Time Out Market
Time Out Market

End your day by chasing the sunset from Lisbon’s miradouros (viewpoints). Claudia took me to the local-favorite Miradouro Nossa Senhora do Monte, where we enjoyed a breathtaking view without the crowds. We also visited Miradouro Portas do Sol and were fortunate to witness a full moon. By the way, we explored the city with DanteDog, so you can tell that Lisbon is a pet-friendly city.

Day 3: Sintra and Cascais

Take a train to Sintra and visit the colorful Palacio da Pena. This former monastery turned palace was once the summer residence of Queen Maria II and King Consort Ferdinand. I recommend taking a bus or tuk-tuk to reach the palace since there is plenty of walking involved within the palace and its vast gardens. A return bus ticket costs €10, while a tuk-tuk ride is €15, and admission to the palace and garden costs €14.

For a late lunch, visit Tascantiga, where they serve affordable traditional Portuguese food with generous portions. We enjoyed dishes such as caldo verde soup, a mixed cheese and meat platter, and beef stew with mustard.

In the evening, we drove along the coast and explored Cascais to savor the refreshing sea breeze after a long day of walking. Alternatively, you can take the train to Cascais and enjoy one of its beautiful beaches.

Now you have a pretty good idea of what the city has to offer and have visited its most important places. Do you have any other suggestions for places to visit in Lisbon? Feel free to drop them in the comments below! 🙂

Lisbon FAQs

When’s the best time to visit Lisbon?

Honestly, Lisbon is a delight all year round, but if you want to avoid the crowds and still enjoy good weather, I’d recommend spring (April to June) or fall (September to October).

Is it expensive to visit Lisbon?

Compared to many other European cities, Lisbon is quite affordable. You can enjoy delicious food, find comfortable accommodations, and visit most attractions without breaking the bank. Of course, it all depends on your personal budget and travel style.

Do I need to know Portuguese to get around?

Well I stayed with a local friend when I visited, but based on my experience, you should be able to get around with speaking English. Most people in the city centre speak English, and I even saw road signs written in both Portuguese and English. Lisbon is pretty tourists friendly, I would say. It’s always appreciated if you learn a few basic phrases though.

What local food or specialities should I try in Lisbon?

Oh, you’re in for a treat! Definitely try the pastéis de nata (a delicious custard tart), bacalhau (a cod dish), and a bifana (pork sandwich). I tried all of them and they were amazing. And if you’re a seafood lover, you’ll be in heaven!

How can I get around the city?

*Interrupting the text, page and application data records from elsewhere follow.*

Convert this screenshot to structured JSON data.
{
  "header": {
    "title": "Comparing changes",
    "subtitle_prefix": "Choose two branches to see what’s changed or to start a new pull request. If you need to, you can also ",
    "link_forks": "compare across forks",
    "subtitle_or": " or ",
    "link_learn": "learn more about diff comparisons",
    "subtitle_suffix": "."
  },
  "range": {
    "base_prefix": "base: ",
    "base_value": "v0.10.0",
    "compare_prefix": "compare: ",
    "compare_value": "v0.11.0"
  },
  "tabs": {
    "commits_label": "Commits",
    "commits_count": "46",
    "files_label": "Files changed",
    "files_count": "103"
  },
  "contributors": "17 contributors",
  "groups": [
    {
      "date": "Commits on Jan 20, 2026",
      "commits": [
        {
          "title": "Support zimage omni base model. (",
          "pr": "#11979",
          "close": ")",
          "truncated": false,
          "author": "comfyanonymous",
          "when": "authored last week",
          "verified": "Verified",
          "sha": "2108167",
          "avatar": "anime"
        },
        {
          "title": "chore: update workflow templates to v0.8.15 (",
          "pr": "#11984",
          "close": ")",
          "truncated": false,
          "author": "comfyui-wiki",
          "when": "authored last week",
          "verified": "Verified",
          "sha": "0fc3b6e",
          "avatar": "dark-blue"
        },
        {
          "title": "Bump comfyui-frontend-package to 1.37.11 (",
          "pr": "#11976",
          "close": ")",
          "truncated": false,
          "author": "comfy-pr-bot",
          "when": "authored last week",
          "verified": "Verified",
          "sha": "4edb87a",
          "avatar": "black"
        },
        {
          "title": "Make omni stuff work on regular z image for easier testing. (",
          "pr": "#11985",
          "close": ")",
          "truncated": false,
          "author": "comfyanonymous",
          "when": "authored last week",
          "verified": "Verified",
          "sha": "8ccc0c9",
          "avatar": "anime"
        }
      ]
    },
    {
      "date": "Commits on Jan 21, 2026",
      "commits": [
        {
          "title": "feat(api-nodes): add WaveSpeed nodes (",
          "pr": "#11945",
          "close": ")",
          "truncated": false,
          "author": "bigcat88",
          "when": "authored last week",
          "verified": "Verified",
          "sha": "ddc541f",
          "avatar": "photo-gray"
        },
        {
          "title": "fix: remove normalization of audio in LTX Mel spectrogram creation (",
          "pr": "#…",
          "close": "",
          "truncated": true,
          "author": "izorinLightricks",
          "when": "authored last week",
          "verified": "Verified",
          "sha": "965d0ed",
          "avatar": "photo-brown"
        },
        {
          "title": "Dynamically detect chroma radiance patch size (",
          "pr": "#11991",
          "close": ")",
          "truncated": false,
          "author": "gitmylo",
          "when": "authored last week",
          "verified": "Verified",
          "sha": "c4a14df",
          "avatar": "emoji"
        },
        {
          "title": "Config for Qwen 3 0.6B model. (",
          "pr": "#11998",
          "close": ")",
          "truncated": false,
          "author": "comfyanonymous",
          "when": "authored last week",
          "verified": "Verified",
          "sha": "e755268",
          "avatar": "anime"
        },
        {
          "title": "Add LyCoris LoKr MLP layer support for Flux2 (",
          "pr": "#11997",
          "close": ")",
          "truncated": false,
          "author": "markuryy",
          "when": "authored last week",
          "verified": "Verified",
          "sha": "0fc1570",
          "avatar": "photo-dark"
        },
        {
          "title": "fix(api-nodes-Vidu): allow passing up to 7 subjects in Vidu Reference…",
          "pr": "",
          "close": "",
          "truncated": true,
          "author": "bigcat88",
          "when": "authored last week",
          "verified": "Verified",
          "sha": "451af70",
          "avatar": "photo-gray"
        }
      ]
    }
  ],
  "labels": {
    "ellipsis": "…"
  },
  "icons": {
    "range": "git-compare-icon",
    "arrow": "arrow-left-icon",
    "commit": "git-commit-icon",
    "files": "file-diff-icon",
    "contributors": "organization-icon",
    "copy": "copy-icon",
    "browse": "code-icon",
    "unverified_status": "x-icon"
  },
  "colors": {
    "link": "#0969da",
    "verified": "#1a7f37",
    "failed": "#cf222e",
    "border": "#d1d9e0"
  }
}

My friend brought me around so I was lucky, but Lisbon has a great public transportation system, including buses, trams, and metro. The Tram 28 is a classic! Also, walking around is a great way to discover the city’s charming neighborhoods. Just be ready for some hills, wear sneakers!

What are some must-see spots in Lisbon?

There’s so much to see! Don’t miss the historic Alfama district, the beautiful Belém Tower, and the stunning views from the São Jorge Castle. And for a day trip, Sintra is a must!

Leave a Reply

Your email address will not be published. Required fields are marked *